5 July 2017, The Irish Independent
Put simply, Brexit is a disaster for Ireland. Despite assertions of some commentators, there are very few – if any – positives for Ireland.
Minimising and managing the impact on Ireland of this decision will be arguably the most significant challenge the State has faced in its short history.
In recognition of the potential consequences of the UK’s decision, the Seanad established a special select committee to consider the implications for Ireland and to suggest some possible solutions to identifiable problems. In order to support its thinking and considerations, the committee organised more than 50 hours of public hearings with former Taoisigh, former ministers, sectoral experts, representative organisations, local authorities, all-island bodies and many more.
In issuing invitations to witnesses, the committee specifically asked them to focus on potential solutions to the many challenges faced. Any relevant precedents and the manner in which potential solutions might be implemented were also asked for.
In looking at solutions, the committee was determined to remain open to all of them.
There are many challenges ahead, and we need to be innovative when it comes to finding solutions.
This committee believes all options should remain on the table, nothing should be ruled out.
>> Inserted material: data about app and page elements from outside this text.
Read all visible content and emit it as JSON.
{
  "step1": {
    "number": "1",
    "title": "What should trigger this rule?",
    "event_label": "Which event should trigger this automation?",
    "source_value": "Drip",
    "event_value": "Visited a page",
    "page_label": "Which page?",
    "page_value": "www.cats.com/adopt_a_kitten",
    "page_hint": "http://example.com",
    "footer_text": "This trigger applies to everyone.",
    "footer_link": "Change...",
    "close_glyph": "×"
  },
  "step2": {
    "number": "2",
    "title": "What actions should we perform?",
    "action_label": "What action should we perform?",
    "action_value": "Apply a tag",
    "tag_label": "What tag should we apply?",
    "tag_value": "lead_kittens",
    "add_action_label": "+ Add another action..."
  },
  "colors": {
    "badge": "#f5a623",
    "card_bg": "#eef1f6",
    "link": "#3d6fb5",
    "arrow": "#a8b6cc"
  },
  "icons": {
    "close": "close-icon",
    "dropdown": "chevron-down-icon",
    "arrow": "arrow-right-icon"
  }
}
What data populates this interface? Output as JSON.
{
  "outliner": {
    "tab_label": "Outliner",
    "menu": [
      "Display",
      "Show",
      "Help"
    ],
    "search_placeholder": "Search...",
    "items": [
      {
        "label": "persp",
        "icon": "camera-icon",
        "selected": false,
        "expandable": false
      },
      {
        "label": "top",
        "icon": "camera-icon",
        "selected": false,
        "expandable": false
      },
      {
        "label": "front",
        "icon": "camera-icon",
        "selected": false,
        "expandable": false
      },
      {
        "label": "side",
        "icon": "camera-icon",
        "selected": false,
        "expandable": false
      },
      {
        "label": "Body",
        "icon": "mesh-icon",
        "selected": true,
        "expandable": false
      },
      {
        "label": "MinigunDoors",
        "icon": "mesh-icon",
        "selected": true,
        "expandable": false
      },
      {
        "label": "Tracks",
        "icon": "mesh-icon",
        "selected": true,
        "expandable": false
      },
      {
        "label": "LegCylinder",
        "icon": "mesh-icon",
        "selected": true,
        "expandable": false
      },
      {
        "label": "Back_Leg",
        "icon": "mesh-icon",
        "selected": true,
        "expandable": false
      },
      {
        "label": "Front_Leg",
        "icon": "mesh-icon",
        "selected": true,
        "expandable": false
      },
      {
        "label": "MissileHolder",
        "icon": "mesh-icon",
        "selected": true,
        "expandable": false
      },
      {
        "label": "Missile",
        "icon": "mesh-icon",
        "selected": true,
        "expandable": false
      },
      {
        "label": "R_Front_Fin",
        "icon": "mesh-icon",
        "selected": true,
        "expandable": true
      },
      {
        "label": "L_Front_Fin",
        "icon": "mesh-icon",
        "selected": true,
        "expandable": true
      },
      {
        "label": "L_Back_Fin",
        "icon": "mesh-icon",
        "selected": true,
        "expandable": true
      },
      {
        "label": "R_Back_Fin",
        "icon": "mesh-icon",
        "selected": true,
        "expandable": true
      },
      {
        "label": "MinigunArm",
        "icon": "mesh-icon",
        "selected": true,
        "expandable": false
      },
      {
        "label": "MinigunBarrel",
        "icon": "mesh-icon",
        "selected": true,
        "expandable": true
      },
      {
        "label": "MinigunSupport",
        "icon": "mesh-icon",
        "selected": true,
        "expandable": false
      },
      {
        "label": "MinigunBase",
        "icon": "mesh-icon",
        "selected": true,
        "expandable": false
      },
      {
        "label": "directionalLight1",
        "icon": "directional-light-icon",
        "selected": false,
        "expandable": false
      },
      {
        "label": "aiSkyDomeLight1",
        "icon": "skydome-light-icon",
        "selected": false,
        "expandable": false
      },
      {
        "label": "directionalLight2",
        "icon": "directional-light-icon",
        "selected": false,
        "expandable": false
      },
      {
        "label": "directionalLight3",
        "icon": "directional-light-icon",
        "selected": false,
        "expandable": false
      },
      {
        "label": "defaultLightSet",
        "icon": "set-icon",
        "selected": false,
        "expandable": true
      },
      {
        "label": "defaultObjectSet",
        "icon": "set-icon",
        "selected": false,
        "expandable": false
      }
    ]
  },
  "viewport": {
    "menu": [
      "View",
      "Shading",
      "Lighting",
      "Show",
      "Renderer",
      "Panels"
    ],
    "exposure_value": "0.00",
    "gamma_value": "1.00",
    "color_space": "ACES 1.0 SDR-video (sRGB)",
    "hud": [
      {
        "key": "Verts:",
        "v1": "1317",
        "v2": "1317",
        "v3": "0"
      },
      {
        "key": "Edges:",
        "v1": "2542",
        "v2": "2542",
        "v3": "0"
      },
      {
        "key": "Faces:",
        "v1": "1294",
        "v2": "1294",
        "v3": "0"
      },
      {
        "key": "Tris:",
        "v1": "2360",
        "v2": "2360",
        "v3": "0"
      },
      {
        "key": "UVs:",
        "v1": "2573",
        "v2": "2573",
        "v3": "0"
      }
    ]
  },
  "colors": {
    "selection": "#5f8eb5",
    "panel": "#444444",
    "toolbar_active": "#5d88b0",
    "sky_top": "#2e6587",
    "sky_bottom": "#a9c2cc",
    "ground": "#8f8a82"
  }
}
The problems posed by Brexit are many and have been well documented elsewhere. While many might complain about Brexit fatigue, this is just the start of what will be a very long and perhaps inconclusive process. While it is clear the European side of negotiations is prepared and has clear goals, it is not clear what the UK side wants, nor is it clear who will be doing the negotiating throughout the process against a backdrop of political instability.
Some solutions are unclear, others will need to be teased out and compromise will be required from both sides to find a workable solution. A no-deal scenario would be the worst case for everyone involved, regardless of some ideological utterances from a fringe in the British Conservative Party.
From the work of our committee, it was clear there is quite a bit of low-hanging fruit, some relatively easy solutions that do not require any party to compromise and that will be of benefit to all concerned.
The following five are obvious solutions to problems posed by Brexit and which should be put in place quickly regardless of what a complete, final deal might look like, or how much of a transition period is going to be needed.
1) An EU-UK-US open skies agreement
Separate EU-UK and US-UK open skies agreements will need to be worked out to replace the current EU-US open skies arrangements, to which the UK will no longer be a party. A new agreement is needed before spring 2018.
2) German model for all-island trade
Using the example of a trade arrangement between East and West Germany before its reunification in 1990 and referenced in the Treaty of Rome. Under the ‘German model’, trade on the island of Ireland would be considered as all-island trade and within the one economy.
3) Anglo-Irish relations
Though no bilateral negotiations are permitted with regard to Brexit, both the British Irish Council and the British Irish Parliamentary Assembly can be expanded and used as tools to allow for this, both formally and informally.
4) Movement of goods
A pre-clearance model for goods may function as part of a solution, whereby trucks and drivers can pass through the UK land-bridge without incurring duties or checks.
5) Energy supply
In the event of a hard Brexit, the most obvious solution is the completion of the Celtic Interconnector between Ireland and France, which would reduce Ireland’s reliance on the UK.
These are just five possible solutions out of nearly 100 in the report published by the Seanad committee.
They are not the answer to all the problems Brexit will present, but are examples of the imaginative solutions needed in order to overcome this huge issue for Ireland, the UK and the EU.
Senator Neale Richmond is the chairman of the Seanad Special Committee on the withdrawal of the United Kingdom from the European Union.